Money will go for PTSD research, job training.
The head of the global Starbucks coffee company has announced that he’ll donate $30 million for research to benefit veterans with PTSD and traumatic brain injuries. The money will also go to provide job training.
It is not the first investment Starbucks CEO Howard Schultz has made to help military veterans with conditions that plague them at alarmingly high rates, such as PTSD and joblessness. This time, Schultz told CBS News that the country can do more — and business can do more — to help those who risked their lives in battles abroad.
“The truth of the matter is, and I say this with respect, [that] more often than not, the government does … a much better job of sending people to war than they do bringing them home,” Schultz told CBS’ Scott Pelley on the March 19 anniversary of the U.S. bombing of Iraq.
“These young men and women who are coming home from multiple deployments are not coming home to a parade.
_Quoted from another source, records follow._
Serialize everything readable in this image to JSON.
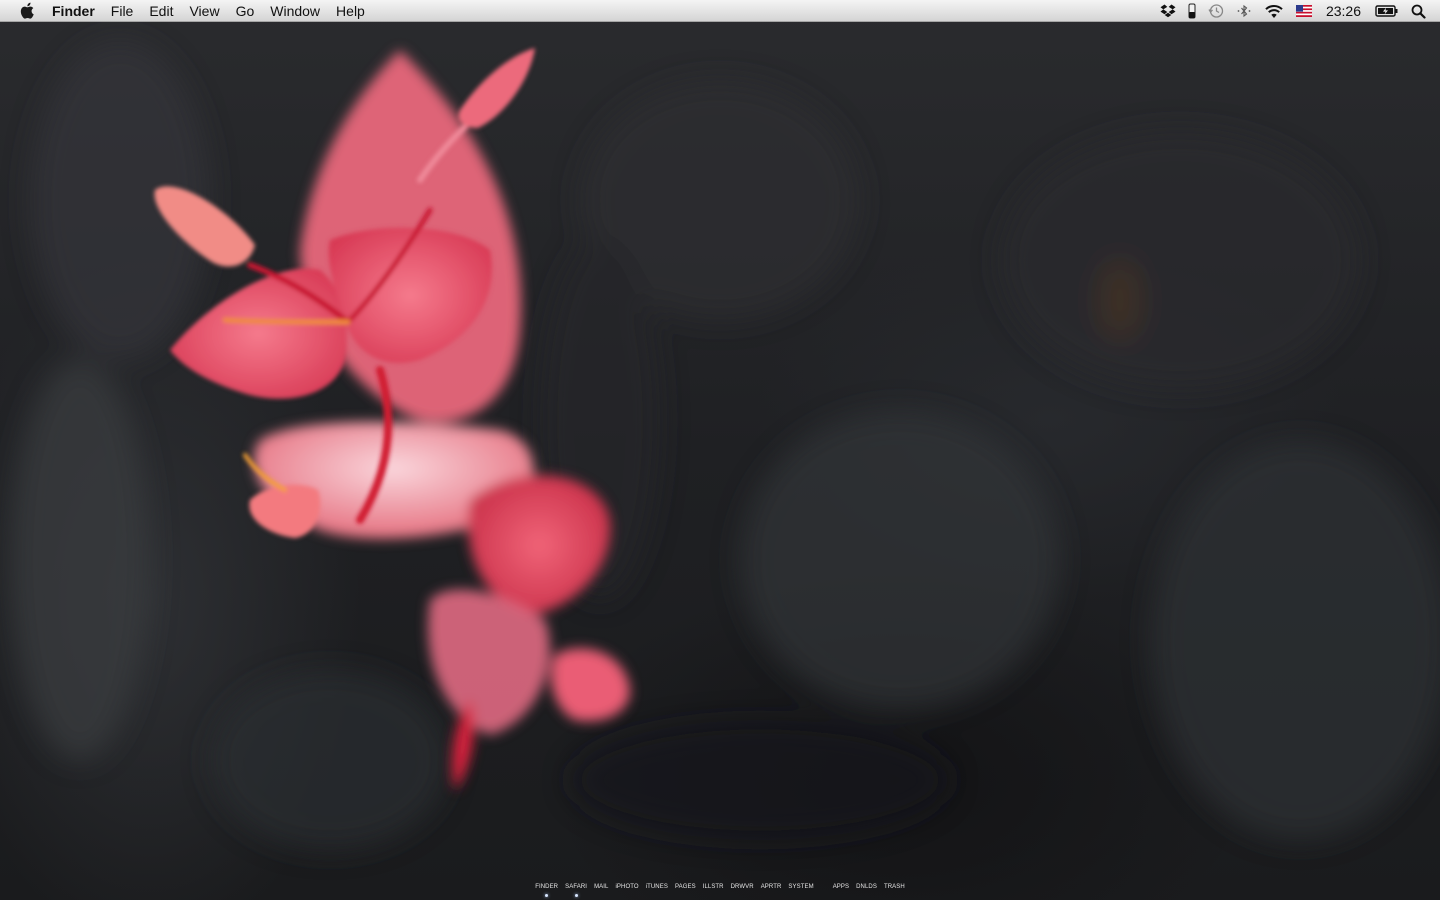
{
  "menubar": {
    "app_name": "Finder",
    "menus": [
      "File",
      "Edit",
      "View",
      "Go",
      "Window",
      "Help"
    ],
    "status_icons": [
      "dropbox-icon",
      "phone-icon",
      "time-machine-icon",
      "bluetooth-icon",
      "wifi-icon",
      "us-flag-icon"
    ],
    "clock": "23:26",
    "colors": {
      "bar_top": "#f4f4f4",
      "bar_bottom": "#d4d4d4",
      "text": "#111111"
    }
  },
  "desktop": {
    "wallpaper": "blurred dark bark with pink flower",
    "colors": {
      "background": "#1c1d20",
      "petal": "#e8506a",
      "petal_light": "#f2a6b2",
      "stem": "#d01a30"
    }
  },
  "dock": {
    "apps": [
      {
        "label": "FINDER",
        "running": true
      },
      {
        "label": "SAFARI",
        "running": true
      },
      {
        "label": "MAIL",
        "running": false
      },
      {
        "label": "iPHOTO",
        "running": false
      },
      {
        "label": "iTUNES",
        "running": false
      },
      {
        "label": "PAGES",
        "running": false
      },
      {
        "label": "ILLSTR",
        "running": false
      },
      {
        "label": "DRWVR",
        "running": false
      },
      {
        "label": "APRTR",
        "running": false
      },
      {
        "label": "SYSTEM",
        "running": false
      }
    ],
    "stacks": [
      {
        "label": "APPS"
      },
      {
        "label": "DNLDS"
      },
      {
        "label": "TRASH"
      }
    ]
  }
}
They’re not coming home to a celebration,” Schultz said. “They’re coming home to an American public that really doesn’t understand, and never embraced, what these people have done.”
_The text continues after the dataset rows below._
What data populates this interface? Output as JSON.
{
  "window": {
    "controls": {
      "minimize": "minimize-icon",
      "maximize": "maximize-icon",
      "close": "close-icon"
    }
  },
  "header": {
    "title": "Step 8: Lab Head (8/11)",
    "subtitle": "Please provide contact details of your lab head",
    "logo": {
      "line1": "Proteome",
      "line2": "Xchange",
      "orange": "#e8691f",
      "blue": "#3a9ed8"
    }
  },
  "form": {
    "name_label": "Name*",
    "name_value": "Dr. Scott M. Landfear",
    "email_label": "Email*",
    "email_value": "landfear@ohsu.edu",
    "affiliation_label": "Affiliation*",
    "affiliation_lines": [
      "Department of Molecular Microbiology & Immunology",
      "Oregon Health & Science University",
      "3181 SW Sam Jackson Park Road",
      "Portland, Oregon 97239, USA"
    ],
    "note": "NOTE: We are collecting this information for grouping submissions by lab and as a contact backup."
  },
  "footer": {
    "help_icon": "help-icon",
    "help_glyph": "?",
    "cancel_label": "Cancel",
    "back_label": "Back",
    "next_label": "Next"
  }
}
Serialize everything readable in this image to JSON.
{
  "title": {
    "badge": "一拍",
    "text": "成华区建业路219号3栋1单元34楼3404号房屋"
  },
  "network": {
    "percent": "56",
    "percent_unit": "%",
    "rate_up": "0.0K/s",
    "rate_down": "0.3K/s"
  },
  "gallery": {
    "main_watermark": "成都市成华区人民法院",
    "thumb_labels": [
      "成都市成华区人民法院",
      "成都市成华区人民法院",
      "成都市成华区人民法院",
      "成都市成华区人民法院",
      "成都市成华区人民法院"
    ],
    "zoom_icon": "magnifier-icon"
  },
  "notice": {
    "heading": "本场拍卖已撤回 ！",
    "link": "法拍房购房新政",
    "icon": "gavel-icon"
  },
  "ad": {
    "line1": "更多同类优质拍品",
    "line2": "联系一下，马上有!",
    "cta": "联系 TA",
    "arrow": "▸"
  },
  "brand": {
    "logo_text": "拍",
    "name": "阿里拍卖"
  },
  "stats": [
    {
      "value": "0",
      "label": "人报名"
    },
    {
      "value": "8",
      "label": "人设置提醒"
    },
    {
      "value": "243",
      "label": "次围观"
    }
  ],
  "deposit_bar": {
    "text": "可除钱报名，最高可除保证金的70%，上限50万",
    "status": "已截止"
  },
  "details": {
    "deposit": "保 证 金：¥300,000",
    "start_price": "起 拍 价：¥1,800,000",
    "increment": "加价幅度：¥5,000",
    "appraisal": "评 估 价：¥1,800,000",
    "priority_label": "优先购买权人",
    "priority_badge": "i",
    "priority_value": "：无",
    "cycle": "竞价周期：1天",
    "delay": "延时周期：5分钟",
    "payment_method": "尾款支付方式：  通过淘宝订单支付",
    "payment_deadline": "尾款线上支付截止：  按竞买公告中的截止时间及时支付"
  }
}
Schultz said he’s concerned that, with the troop wind-down in Afghanistan, the American public is not addressing the significant needs of war veterans.
“Depending on whom you’re talking to, 20, 30, 40 percent of the 2 million people who have served are coming back with some kind of brain trauma or PTSD,” Schultz said. “So we’re going to fund the opportunity for significant research and for medical practitioners and science to understand the disease and, ultimately, hopefully, come up with … a level of remedy.”
Considerable attention has recently focused on undiagnosed PTSD sufferers, including residents of high-crime neighborhoods and the children of veterans, who may suffer the condition at rates of up to 30%, according to USC professor of social work Ron Avi Astor. He studied 30,000 California high school students and found one in four military kids had considered suicide.
Five Symptoms of PTSD:
- Reliving the trauma through intrusive thoughts or nightmares
- Emotional numbness
- Memory loss
- Intense feelings of anger, guilt, worry, hopelessness
- Avoidance of reminders of the trauma
Because PTSD colors a veteran’s world, it’s inseparable from the difficulties of finding a job after discharge, experts say.
The Starbucks gift for PTSD research comes after news earlier in March that the unemployment rate of post-9/11 veterans remains markedly higher than for civilians.
The Bureau of Labor Statistics reported that the unemployment rate is 1.6 percentage points higher for post-9/11 veterans than for civilians. Those post 9/11 veterans had an unemployment rate last year of 9 percent, down from 9.9 percent from the prior year. More startling are the jobless rates for the youngest veterans.
According to the nonprofit Call of Duty Endowment, an Arlington, Va., non-profit that supports groups preparing vets for work, civilians age 20 to 24 have an unemployment rate of 14.3% versus veterans of the same age with an unemployment rate of 21.4%.
“There is still much work to be done for our nation’s youngest veterans,” said James Jones, co-chairman of Call of Duty Endowment. “These brave young men and women bring tremendous value to the workplace and it is the job of executives and hiring managers alike to promote their worth and eradicate the still-evident discrepancy in employment rates.”
According to the Huffington Post, research by Federal Reserve Bank of Chicago economists last year found that veterans deployed overseas for prolonged periods struggled to find work because their military skills didn’t apply back home, and because of war trauma.
The Veterans Affairs agency estimates that post-traumatic stress disorder affects 10 percent 20 percent of the men and women returning from the Iraq and Afghanistan wars. While the VA spends an estimated $500 million a year treating victims of PTSD, it spends very little on their children, the USC professor told CBS News.
Starbucks’ Schultz thinks a comprehensive vehicle for training vets for new jobs is critical. But he told CBS that veterans hold singular skills already — including management experience — that can’t be learned in an MBA program. He added, “They’re extraordinarily valuable to any business, any institution, any enterprise.”
Last fall, in the days before Veterans Day, Schultz committed to hiring 10,000 veterans and their spouses, saying they would not necessarily be among the more than 200,000 employees who don the green apron at Starbucks shops. Schultz said the vets might hold a variety of management, design or strategy positions.
For more on PTSD: //www.ptsd.va.gov/public/PTSD-overview/basics/how-common-is-ptsd.asp